The morning we left for Brussels a very nice catholic school said we could sleep at their campus. When we got inside the city limits many police escorted us to the Atomium, a large building looking like (guess what?) an atom. The police had eight mini-vans, one of which had riot gear. That night the mayor gave his approval for us to walk to NATO Headquarters on the next morning. The next day we set out for NATO headquarters, and once again we had the police escort. The police helicopter also flew over us all day. When we got to NATO, I was very surprised by the reception. There is a four lane, divided road running in front of NATO. The two lanes on NATO's side were blocked off by portable razor-wire fence. The fence posts were in an "x" pattern; so on the top there was a "v." There was at least 500 uniformed officers (later I heard they were Belgian State Police) with many Big Black Trucks. Many of the officers had riot gear, with shields, helmets and plastic swords or rubber batons.

We walked down our two lanes until they were also blocked off by razor wire fence that was going from NATO to the building on our side of the road. Then we told them we wanted any information they might have relating to illegal nuclear weapons. They said they would let five people in to negotiate. As one of five negotiators we didn't get the information we wanted. So we went to plan "B," which was a "citizens inspection." This is a way of taking the law into our own hands and following the Nuremberg Principals. Taken after the example of inspections for illegal weapons of mass destruction in Iraq, citizens would try to enter NATO headquarters and look for evidence about the existence of, or placement of, nuclear weapons within NATO states. I decided to leave after that to attend to my sick brother at the camp.
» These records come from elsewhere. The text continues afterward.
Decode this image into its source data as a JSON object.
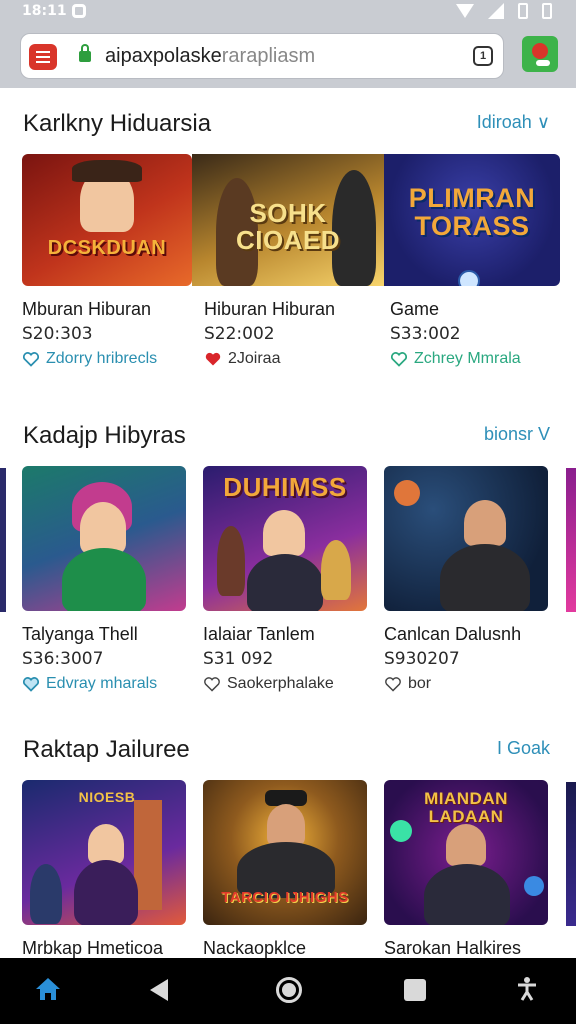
{
  "status_bar": {
    "time": "18:11",
    "icons": [
      "gear-icon",
      "wifi-icon",
      "signal-icon",
      "battery-icon"
    ]
  },
  "browser": {
    "url_main": "aipaxpolaske",
    "url_dim": "rarapliasm",
    "tab_count": "1"
  },
  "sections": [
    {
      "title": "Karlkny Hiduarsia",
      "link": "Idiroah ∨",
      "cards": [
        {
          "thumb_text": "DCSKDUAN",
          "name": "Mburan Hiburan",
          "price": "S20:303",
          "meta": "Zdorry hribrecls",
          "heart": "outline",
          "palette": [
            "#7a1410",
            "#c0341c",
            "#f4b23a"
          ]
        },
        {
          "thumb_text": "SOHK CIOAED",
          "name": "Hiburan Hiburan",
          "price": "S22:002",
          "meta": "2Joiraa",
          "heart": "filled",
          "palette": [
            "#3a2a18",
            "#b8862e",
            "#f7d46c"
          ]
        },
        {
          "thumb_text": "PLIMRAN TORASS",
          "name": "Game",
          "price": "S33:002",
          "meta": "Zchrey Mmrala",
          "heart": "outline-green",
          "palette": [
            "#1c1f6a",
            "#3a3fa8",
            "#f2a83a"
          ]
        }
      ]
    },
    {
      "title": "Kadajp Hibyras",
      "link": "bionsr V",
      "cards": [
        {
          "thumb_text": "",
          "name": "Talyanga Thell",
          "price": "S36:3007",
          "meta": "Edvray mharals",
          "heart": "outline-blue",
          "palette": [
            "#1c7a6a",
            "#c23c8e",
            "#f2c246"
          ]
        },
        {
          "thumb_text": "DUHIMSS",
          "name": "Ialaiar Tanlem",
          "price": "S31 092",
          "meta": "Saokerphalake",
          "heart": "outline-dark",
          "palette": [
            "#2a1c6e",
            "#8a2e9e",
            "#f2a83a"
          ]
        },
        {
          "thumb_text": "",
          "name": "Canlcan Dalusnh",
          "price": "S930207",
          "meta": "bor",
          "heart": "outline-dark",
          "palette": [
            "#10203a",
            "#2a4e7a",
            "#e0763a"
          ]
        }
      ]
    },
    {
      "title": "Raktap Jailuree",
      "link": "I Goak",
      "cards": [
        {
          "thumb_text": "NIOESB",
          "name": "Mrbkap Hmeticoa",
          "price": "",
          "meta": "",
          "heart": "",
          "palette": [
            "#1a2a6e",
            "#6a2a9e",
            "#e25a3a"
          ]
        },
        {
          "thumb_text": "TARCIO IJHIGHS",
          "name": "Nackaopklce",
          "price": "",
          "meta": "",
          "heart": "",
          "palette": [
            "#3a2410",
            "#8e5a1e",
            "#f2b23a"
          ]
        },
        {
          "thumb_text": "MIANDAN LADAAN",
          "name": "Sarokan Halkires",
          "price": "",
          "meta": "",
          "heart": "",
          "palette": [
            "#2a0e4e",
            "#7a1e8e",
            "#3ae2a6"
          ]
        }
      ]
    }
  ],
  "nav": {
    "items": [
      "home-icon",
      "back-icon",
      "home-circle-icon",
      "recents-icon",
      "accessibility-icon"
    ],
    "accent": "#2a8fd8"
  }
}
The rest of the demonstrators were arrested (including some who were not planning on it and had not made it through the first line of riot police) and were freed with in 12 hours. When they were freed from the police custody, the police always said "See you tomorrow!" Indeed, many went back for a second round. All in all we had 272 arrests. This made global television, including CNN (edited out of the American version). Hopefully these events raised awareness that the continued threat of nuclear weapons is illegal!
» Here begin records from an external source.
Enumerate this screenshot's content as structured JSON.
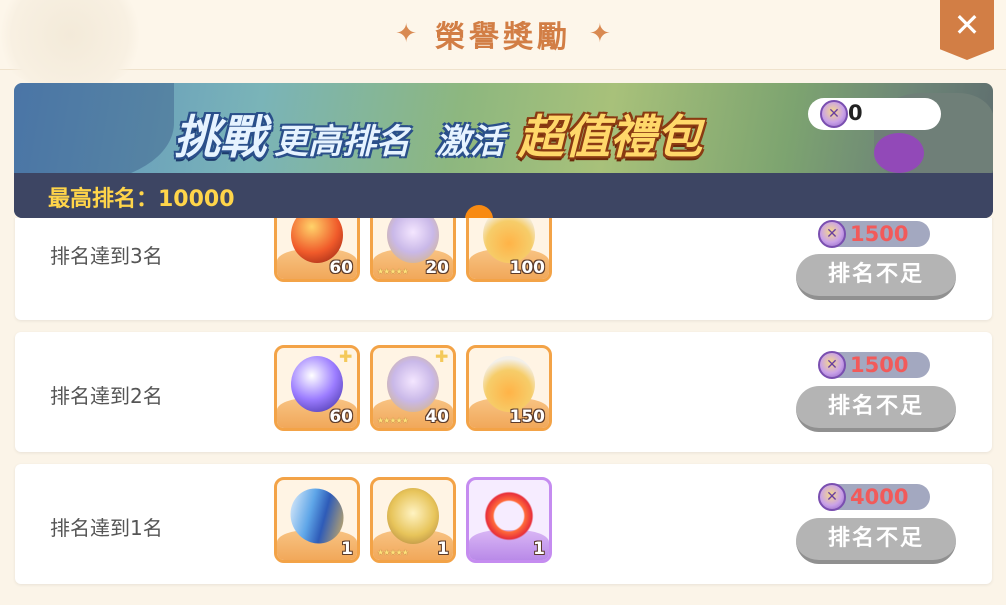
{
  "header": {
    "title": "榮譽獎勵",
    "sparkle_left": "✦",
    "sparkle_right": "✦",
    "close_label": "✕"
  },
  "banner": {
    "text_challenge": "挑戰",
    "text_higher_rank": "更高排名",
    "text_activate": "激活",
    "text_value_pack": "超值禮包",
    "best_rank_label": "最高排名：10000",
    "coin_count": "0"
  },
  "rewards": [
    {
      "label": "排名達到3名",
      "items": [
        {
          "icon": "red-orb-icon",
          "qty": "60",
          "stars": ""
        },
        {
          "icon": "crystal-mask-icon",
          "qty": "20",
          "stars": "★★★★★"
        },
        {
          "icon": "potion-bottle-icon",
          "qty": "100",
          "stars": ""
        }
      ],
      "price": "1500",
      "button": "排名不足"
    },
    {
      "label": "排名達到2名",
      "items": [
        {
          "icon": "purple-orb-icon",
          "qty": "60",
          "stars": ""
        },
        {
          "icon": "crystal-mask-icon",
          "qty": "40",
          "stars": "★★★★★"
        },
        {
          "icon": "potion-bottle-icon",
          "qty": "150",
          "stars": ""
        }
      ],
      "price": "1500",
      "button": "排名不足"
    },
    {
      "label": "排名達到1名",
      "items": [
        {
          "icon": "blue-sword-icon",
          "qty": "1",
          "stars": ""
        },
        {
          "icon": "golden-shield-icon",
          "qty": "1",
          "stars": "★★★★★"
        },
        {
          "icon": "fire-ring-icon",
          "qty": "1",
          "stars": ""
        }
      ],
      "price": "4000",
      "button": "排名不足"
    }
  ],
  "colors": {
    "accent": "#d27e45",
    "banner_bar": "#3d4563",
    "rank_highlight": "#ffd54a",
    "price_red": "#f25a5a",
    "disabled_button": "#b4b4b4"
  }
}
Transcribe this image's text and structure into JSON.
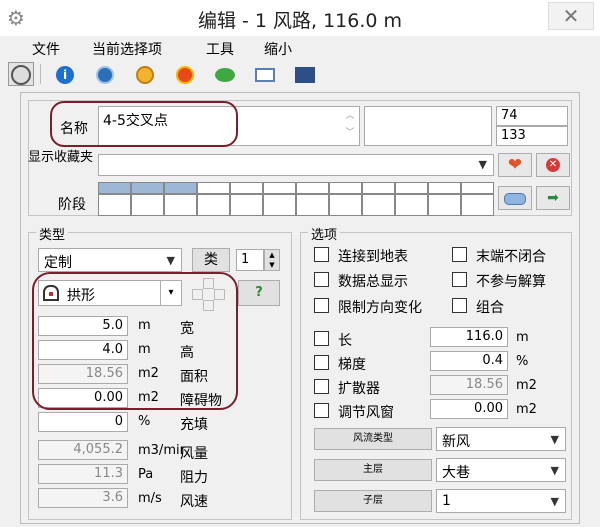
{
  "window": {
    "title": "编辑 - 1 风路, 116.0 m"
  },
  "menu": [
    "文件",
    "当前选择项",
    "工具",
    "缩小"
  ],
  "toolbar": [
    "pointer-icon",
    "info-icon",
    "fan-icon",
    "gauge-icon",
    "swirl-icon",
    "chat-icon",
    "book-icon",
    "chart-icon"
  ],
  "name": {
    "label": "名称",
    "value": "4-5交叉点",
    "num1": "74",
    "num2": "133"
  },
  "favorites": {
    "label": "显示收藏夹"
  },
  "stage": {
    "label": "阶段"
  },
  "type": {
    "group": "类型",
    "select": "定制",
    "class_btn": "类",
    "spin": "1",
    "shape": "拱形",
    "help": "?",
    "rows": [
      {
        "value": "5.0",
        "unit": "m",
        "label": "宽"
      },
      {
        "value": "4.0",
        "unit": "m",
        "label": "高"
      },
      {
        "value": "18.56",
        "unit": "m2",
        "label": "面积"
      },
      {
        "value": "0.00",
        "unit": "m2",
        "label": "障碍物"
      },
      {
        "value": "0",
        "unit": "%",
        "label": "充填"
      },
      {
        "value": "4,055.2",
        "unit": "m3/mir",
        "label": "风量"
      },
      {
        "value": "11.3",
        "unit": "Pa",
        "label": "阻力"
      },
      {
        "value": "3.6",
        "unit": "m/s",
        "label": "风速"
      }
    ]
  },
  "options": {
    "group": "选项",
    "checks": [
      "连接到地表",
      "末端不闭合",
      "数据总显示",
      "不参与解算",
      "限制方向变化",
      "组合"
    ],
    "props": [
      {
        "label": "长",
        "value": "116.0",
        "unit": "m"
      },
      {
        "label": "梯度",
        "value": "0.4",
        "unit": "%"
      },
      {
        "label": "扩散器",
        "value": "18.56",
        "unit": "m2"
      },
      {
        "label": "调节风窗",
        "value": "0.00",
        "unit": "m2"
      }
    ],
    "selects": [
      {
        "button": "风流类型",
        "value": "新风"
      },
      {
        "button": "主层",
        "value": "大巷"
      },
      {
        "button": "子层",
        "value": "1"
      }
    ]
  }
}
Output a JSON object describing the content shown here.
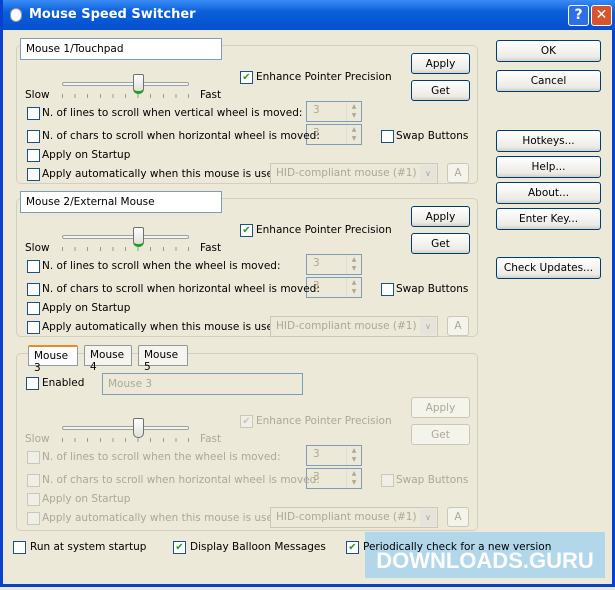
{
  "window": {
    "title": "Mouse Speed Switcher",
    "help_btn": "?",
    "close_btn": "✕"
  },
  "common": {
    "slow": "Slow",
    "fast": "Fast",
    "enhance": "Enhance Pointer Precision",
    "apply": "Apply",
    "get": "Get",
    "chars_label": "N. of chars to scroll when  horizontal wheel is moved:",
    "swap": "Swap Buttons",
    "startup": "Apply on Startup",
    "auto": "Apply automatically when this mouse is used:",
    "device": "HID-compliant mouse (#1)",
    "a_btn": "A",
    "spin_value": "3"
  },
  "mouse1": {
    "name": "Mouse 1/Touchpad",
    "lines_label": "N. of lines to scroll when vertical wheel is moved:",
    "speed": 6,
    "enhance_checked": true
  },
  "mouse2": {
    "name": "Mouse 2/External Mouse",
    "lines_label": "N. of lines to scroll when the wheel is moved:",
    "speed": 6,
    "enhance_checked": true
  },
  "mouse3": {
    "tabs": [
      "Mouse 3",
      "Mouse 4",
      "Mouse 5"
    ],
    "enabled_label": "Enabled",
    "name": "Mouse 3",
    "lines_label": "N. of lines to scroll when the wheel is moved:",
    "speed": 6,
    "enhance_checked": true
  },
  "side": {
    "ok": "OK",
    "cancel": "Cancel",
    "hotkeys": "Hotkeys...",
    "help": "Help...",
    "about": "About...",
    "enter_key": "Enter Key...",
    "check_updates": "Check Updates..."
  },
  "bottom": {
    "run_startup": "Run at system startup",
    "balloon": "Display Balloon Messages",
    "periodic": "Periodically check for a new version"
  },
  "watermark": "DOWNLOADS.GURU"
}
While on the walk I wrote this song and sang it to my fellow peace walkers in front of NATO HQ in Brussels. So here goes flying on my mighty wings!
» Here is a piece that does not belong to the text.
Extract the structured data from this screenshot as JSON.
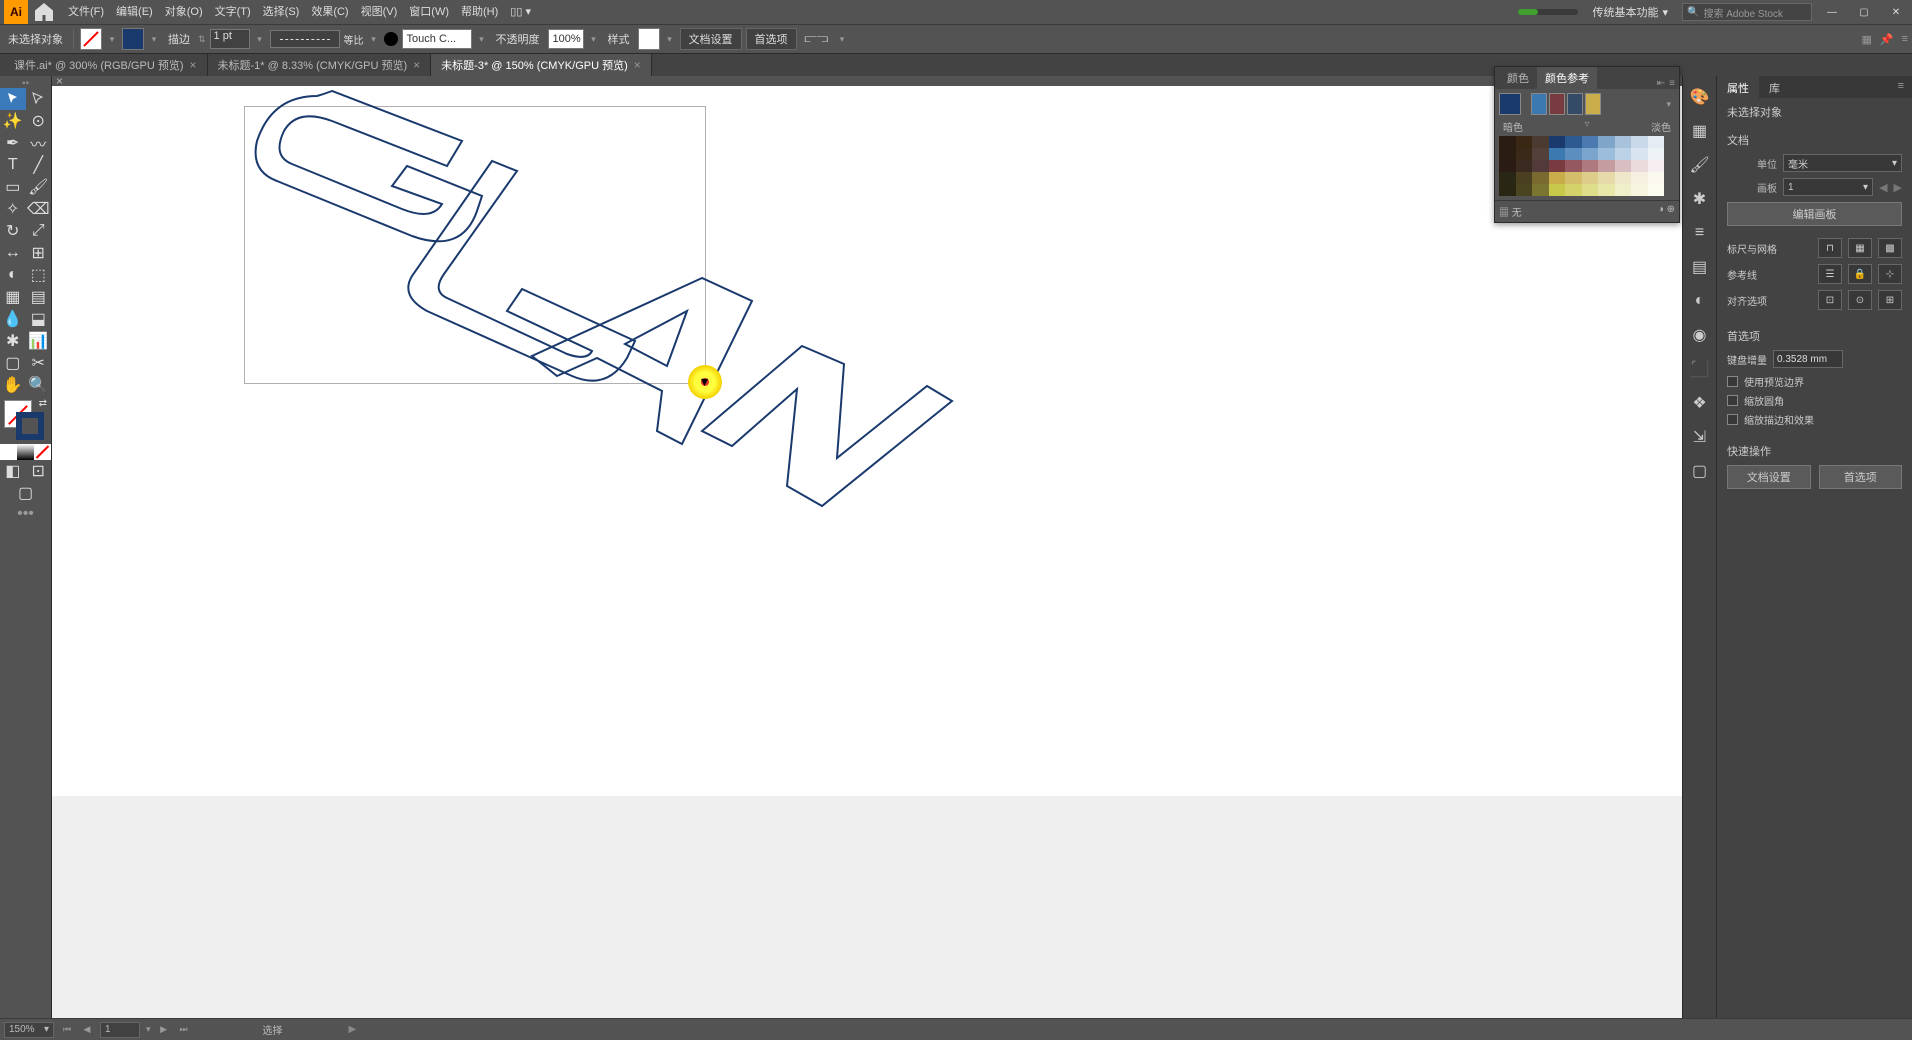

I started out caring for my world since I was a boy
She gave me her love and I gave her my heart and my soul
Some folks say that I'll never make it
But I guess that they must have been wrong
Cause she's still got control of my life and I'm still going strong

Don't wanna have a human extinction, don't wanna have a nuclear war
You know I'm gonna work for world peace, you might say I'm a crazy man
But I've made a commitment, I'm standing by my mission
And I'm not giving up, cause I'm flying on my mighty wings

Can't say that it's always be easy, well that's ok
Well activism cost, but I've always been willing to pay
Sometimes it been a bit of a burden, but she's helped me to carry my load
And I'm still working night and day for mother earth

Don't wanna have climatic disasters, don't wanna have the oceans to rise
You know I'm gonna work to save earth, you might say I'm a crazy man
But I've made a commitment, I'm standing by my mission
And I'm not giving up, cause I'm flying on my mighty wings

I've flown a lot of miles already, but still there's some more to come
But when I reach the end, the world will be a better one

Don't wanna have children as soldiers, don't wanna have babies to die
You know I'm gonna work to stop this, you might say I'm a crazy man
But I've made a commitment, I'm standing by my mission
And I'm not giving up, cause I'm flying on my mighty wings

And I'm not giving up, cause I'm flying on my mighty wings
Flying on my mighty wings, flying on my mighty wings.................

1 comment:

Struffel said...

I been a particepant (on bike for fundrising and messages, handing out our flyers to the LONG Car lines behind and right of us..) of 2000 Walk for Nuclear Disarmament

I kindly ask you to send me a "Friendsship request" and a Message at Facebook that you have been at that GREAT (and sad - Bruessel) WALK from FOR MOTHER EARTH (tears in eye)

My Name on Facebook is Holger Halfmann